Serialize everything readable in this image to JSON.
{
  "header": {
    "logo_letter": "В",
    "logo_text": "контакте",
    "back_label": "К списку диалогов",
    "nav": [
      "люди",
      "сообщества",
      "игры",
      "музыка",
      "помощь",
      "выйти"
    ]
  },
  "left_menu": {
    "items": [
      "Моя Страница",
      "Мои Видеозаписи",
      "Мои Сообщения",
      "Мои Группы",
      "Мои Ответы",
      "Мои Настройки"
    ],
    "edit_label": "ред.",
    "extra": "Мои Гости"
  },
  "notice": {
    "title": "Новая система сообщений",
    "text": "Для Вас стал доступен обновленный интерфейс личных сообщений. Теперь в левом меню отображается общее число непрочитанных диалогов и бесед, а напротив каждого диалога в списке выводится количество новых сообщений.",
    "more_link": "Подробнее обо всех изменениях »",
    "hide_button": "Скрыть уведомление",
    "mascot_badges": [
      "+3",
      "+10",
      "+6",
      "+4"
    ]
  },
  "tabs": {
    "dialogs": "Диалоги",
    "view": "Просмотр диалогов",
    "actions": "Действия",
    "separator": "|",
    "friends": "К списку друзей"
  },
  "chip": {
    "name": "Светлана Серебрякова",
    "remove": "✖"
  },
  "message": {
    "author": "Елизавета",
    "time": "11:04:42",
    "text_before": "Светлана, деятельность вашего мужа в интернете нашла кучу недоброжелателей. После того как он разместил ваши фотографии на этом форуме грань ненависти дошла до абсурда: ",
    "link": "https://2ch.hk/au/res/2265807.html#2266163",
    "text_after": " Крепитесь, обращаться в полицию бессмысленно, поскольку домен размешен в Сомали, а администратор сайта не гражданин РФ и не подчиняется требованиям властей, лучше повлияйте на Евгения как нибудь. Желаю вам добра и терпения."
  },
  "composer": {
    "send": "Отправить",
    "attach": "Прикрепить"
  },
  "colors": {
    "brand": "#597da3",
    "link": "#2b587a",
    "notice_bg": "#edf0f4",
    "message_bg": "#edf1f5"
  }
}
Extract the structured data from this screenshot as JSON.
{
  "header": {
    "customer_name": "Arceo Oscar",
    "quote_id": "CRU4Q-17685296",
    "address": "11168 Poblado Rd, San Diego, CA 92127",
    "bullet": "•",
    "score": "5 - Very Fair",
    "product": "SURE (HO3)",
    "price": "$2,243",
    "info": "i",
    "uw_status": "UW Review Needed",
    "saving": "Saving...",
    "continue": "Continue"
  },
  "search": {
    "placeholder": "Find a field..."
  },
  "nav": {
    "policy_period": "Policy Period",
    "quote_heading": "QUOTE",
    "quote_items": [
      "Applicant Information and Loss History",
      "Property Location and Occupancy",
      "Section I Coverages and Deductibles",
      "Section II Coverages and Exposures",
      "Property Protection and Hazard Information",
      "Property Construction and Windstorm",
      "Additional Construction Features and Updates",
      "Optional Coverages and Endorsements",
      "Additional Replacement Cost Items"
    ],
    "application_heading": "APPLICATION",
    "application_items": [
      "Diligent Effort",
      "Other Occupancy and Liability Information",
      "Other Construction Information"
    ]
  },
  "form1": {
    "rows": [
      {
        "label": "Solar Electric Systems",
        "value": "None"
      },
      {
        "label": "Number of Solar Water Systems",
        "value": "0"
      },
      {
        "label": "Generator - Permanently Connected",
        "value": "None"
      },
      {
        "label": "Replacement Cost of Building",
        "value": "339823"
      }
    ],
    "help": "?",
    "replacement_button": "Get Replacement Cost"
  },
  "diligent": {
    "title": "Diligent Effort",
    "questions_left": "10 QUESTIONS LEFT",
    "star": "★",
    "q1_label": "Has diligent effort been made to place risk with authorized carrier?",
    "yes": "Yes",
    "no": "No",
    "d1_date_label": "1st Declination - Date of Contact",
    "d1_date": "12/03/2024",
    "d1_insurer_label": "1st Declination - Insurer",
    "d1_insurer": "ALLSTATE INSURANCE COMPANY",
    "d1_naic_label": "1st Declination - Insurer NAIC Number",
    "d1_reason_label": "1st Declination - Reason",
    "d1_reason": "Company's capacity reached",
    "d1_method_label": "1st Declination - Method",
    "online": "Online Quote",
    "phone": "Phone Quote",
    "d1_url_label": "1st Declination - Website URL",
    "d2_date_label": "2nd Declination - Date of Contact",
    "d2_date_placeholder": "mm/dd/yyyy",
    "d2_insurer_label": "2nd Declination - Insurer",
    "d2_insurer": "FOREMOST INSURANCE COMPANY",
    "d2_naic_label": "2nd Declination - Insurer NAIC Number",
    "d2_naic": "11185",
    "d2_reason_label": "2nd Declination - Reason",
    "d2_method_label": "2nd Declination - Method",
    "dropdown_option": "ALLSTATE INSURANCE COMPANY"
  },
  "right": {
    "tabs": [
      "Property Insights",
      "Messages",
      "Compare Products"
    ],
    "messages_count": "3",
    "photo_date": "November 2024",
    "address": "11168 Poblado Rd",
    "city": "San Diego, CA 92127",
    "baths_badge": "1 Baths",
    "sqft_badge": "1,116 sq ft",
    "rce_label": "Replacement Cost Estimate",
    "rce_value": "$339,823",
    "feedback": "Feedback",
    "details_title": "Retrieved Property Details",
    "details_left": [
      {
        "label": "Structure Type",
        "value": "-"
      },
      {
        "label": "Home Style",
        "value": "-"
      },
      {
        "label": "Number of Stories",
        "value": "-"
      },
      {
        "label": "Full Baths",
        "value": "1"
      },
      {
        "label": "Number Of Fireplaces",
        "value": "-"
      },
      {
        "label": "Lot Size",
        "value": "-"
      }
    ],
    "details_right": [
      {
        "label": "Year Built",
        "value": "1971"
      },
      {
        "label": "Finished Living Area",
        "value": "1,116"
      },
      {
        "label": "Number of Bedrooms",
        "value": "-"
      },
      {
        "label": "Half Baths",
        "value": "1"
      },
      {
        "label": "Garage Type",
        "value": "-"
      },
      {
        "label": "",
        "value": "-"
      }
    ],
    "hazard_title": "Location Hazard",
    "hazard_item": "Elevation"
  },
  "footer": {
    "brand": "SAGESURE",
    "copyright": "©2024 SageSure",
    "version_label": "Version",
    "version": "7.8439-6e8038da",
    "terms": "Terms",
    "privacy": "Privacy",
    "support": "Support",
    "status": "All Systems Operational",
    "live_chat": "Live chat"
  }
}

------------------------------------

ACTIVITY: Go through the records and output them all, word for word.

TASK RESULT:
Serialize everything readable in this image to JSON.
{
  "header": {
    "logo_letter": "В",
    "logo_text": "контакте",
    "back_label": "К списку диалогов",
    "nav": [
      "люди",
      "сообщества",
      "игры",
      "музыка",
      "помощь",
      "выйти"
    ]
  },
  "left_menu": {
    "items": [
      "Моя Страница",
      "Мои Видеозаписи",
      "Мои Сообщения",
      "Мои Группы",
      "Мои Ответы",
      "Мои Настройки"
    ],
    "edit_label": "ред.",
    "extra": "Мои Гости"
  },
  "notice": {
    "title": "Новая система сообщений",
    "text": "Для Вас стал доступен обновленный интерфейс личных сообщений. Теперь в левом меню отображается общее число непрочитанных диалогов и бесед, а напротив каждого диалога в списке выводится количество новых сообщений.",
    "more_link": "Подробнее обо всех изменениях »",
    "hide_button": "Скрыть уведомление",
    "mascot_badges": [
      "+3",
      "+10",
      "+6",
      "+4"
    ]
  },
  "tabs": {
    "dialogs": "Диалоги",
    "view": "Просмотр диалогов",
    "actions": "Действия",
    "separator": "|",
    "friends": "К списку друзей"
  },
  "chip": {
    "name": "Светлана Серебрякова",
    "remove": "✖"
  },
  "message": {
    "author": "Елизавета",
    "time": "11:04:42",
    "text_before": "Светлана, деятельность вашего мужа в интернете нашла кучу недоброжелателей. После того как он разместил ваши фотографии на этом форуме грань ненависти дошла до абсурда: ",
    "link": "https://2ch.hk/au/res/2265807.html#2266163",
    "text_after": " Крепитесь, обращаться в полицию бессмысленно, поскольку домен размешен в Сомали, а администратор сайта не гражданин РФ и не подчиняется требованиям властей, лучше повлияйте на Евгения как нибудь. Желаю вам добра и терпения."
  },
  "composer": {
    "send": "Отправить",
    "attach": "Прикрепить"
  },
  "colors": {
    "brand": "#597da3",
    "link": "#2b587a",
    "notice_bg": "#edf0f4",
    "message_bg": "#edf1f5"
  }
}
Extract the structured data from this screenshot as JSON.
{
  "header": {
    "customer_name": "Arceo Oscar",
    "quote_id": "CRU4Q-17685296",
    "address": "11168 Poblado Rd, San Diego, CA 92127",
    "bullet": "•",
    "score": "5 - Very Fair",
    "product": "SURE (HO3)",
    "price": "$2,243",
    "info": "i",
    "uw_status": "UW Review Needed",
    "saving": "Saving...",
    "continue": "Continue"
  },
  "search": {
    "placeholder": "Find a field..."
  },
  "nav": {
    "policy_period": "Policy Period",
    "quote_heading": "QUOTE",
    "quote_items": [
      "Applicant Information and Loss History",
      "Property Location and Occupancy",
      "Section I Coverages and Deductibles",
      "Section II Coverages and Exposures",
      "Property Protection and Hazard Information",
      "Property Construction and Windstorm",
      "Additional Construction Features and Updates",
      "Optional Coverages and Endorsements",
      "Additional Replacement Cost Items"
    ],
    "application_heading": "APPLICATION",
    "application_items": [
      "Diligent Effort",
      "Other Occupancy and Liability Information",
      "Other Construction Information"
    ]
  },
  "form1": {
    "rows": [
      {
        "label": "Solar Electric Systems",
        "value": "None"
      },
      {
        "label": "Number of Solar Water Systems",
        "value": "0"
      },
      {
        "label": "Generator - Permanently Connected",
        "value": "None"
      },
      {
        "label": "Replacement Cost of Building",
        "value": "339823"
      }
    ],
    "help": "?",
    "replacement_button": "Get Replacement Cost"
  },
  "diligent": {
    "title": "Diligent Effort",
    "questions_left": "10 QUESTIONS LEFT",
    "star": "★",
    "q1_label": "Has diligent effort been made to place risk with authorized carrier?",
    "yes": "Yes",
    "no": "No",
    "d1_date_label": "1st Declination - Date of Contact",
    "d1_date": "12/03/2024",
    "d1_insurer_label": "1st Declination - Insurer",
    "d1_insurer": "ALLSTATE INSURANCE COMPANY",
    "d1_naic_label": "1st Declination - Insurer NAIC Number",
    "d1_reason_label": "1st Declination - Reason",
    "d1_reason": "Company's capacity reached",
    "d1_method_label": "1st Declination - Method",
    "online": "Online Quote",
    "phone": "Phone Quote",
    "d1_url_label": "1st Declination - Website URL",
    "d2_date_label": "2nd Declination - Date of Contact",
    "d2_date_placeholder": "mm/dd/yyyy",
    "d2_insurer_label": "2nd Declination - Insurer",
    "d2_insurer": "FOREMOST INSURANCE COMPANY",
    "d2_naic_label": "2nd Declination - Insurer NAIC Number",
    "d2_naic": "11185",
    "d2_reason_label": "2nd Declination - Reason",
    "d2_method_label": "2nd Declination - Method",
    "dropdown_option": "ALLSTATE INSURANCE COMPANY"
  },
  "right": {
    "tabs": [
      "Property Insights",
      "Messages",
      "Compare Products"
    ],
    "messages_count": "3",
    "photo_date": "November 2024",
    "address": "11168 Poblado Rd",
    "city": "San Diego, CA 92127",
    "baths_badge": "1 Baths",
    "sqft_badge": "1,116 sq ft",
    "rce_label": "Replacement Cost Estimate",
    "rce_value": "$339,823",
    "feedback": "Feedback",
    "details_title": "Retrieved Property Details",
    "details_left": [
      {
        "label": "Structure Type",
        "value": "-"
      },
      {
        "label": "Home Style",
        "value": "-"
      },
      {
        "label": "Number of Stories",
        "value": "-"
      },
      {
        "label": "Full Baths",
        "value": "1"
      },
      {
        "label": "Number Of Fireplaces",
        "value": "-"
      },
      {
        "label": "Lot Size",
        "value": "-"
      }
    ],
    "details_right": [
      {
        "label": "Year Built",
        "value": "1971"
      },
      {
        "label": "Finished Living Area",
        "value": "1,116"
      },
      {
        "label": "Number of Bedrooms",
        "value": "-"
      },
      {
        "label": "Half Baths",
        "value": "1"
      },
      {
        "label": "Garage Type",
        "value": "-"
      },
      {
        "label": "",
        "value": "-"
      }
    ],
    "hazard_title": "Location Hazard",
    "hazard_item": "Elevation"
  },
  "footer": {
    "brand": "SAGESURE",
    "copyright": "©2024 SageSure",
    "version_label": "Version",
    "version": "7.8439-6e8038da",
    "terms": "Terms",
    "privacy": "Privacy",
    "support": "Support",
    "status": "All Systems Operational",
    "live_chat": "Live chat"
  }
}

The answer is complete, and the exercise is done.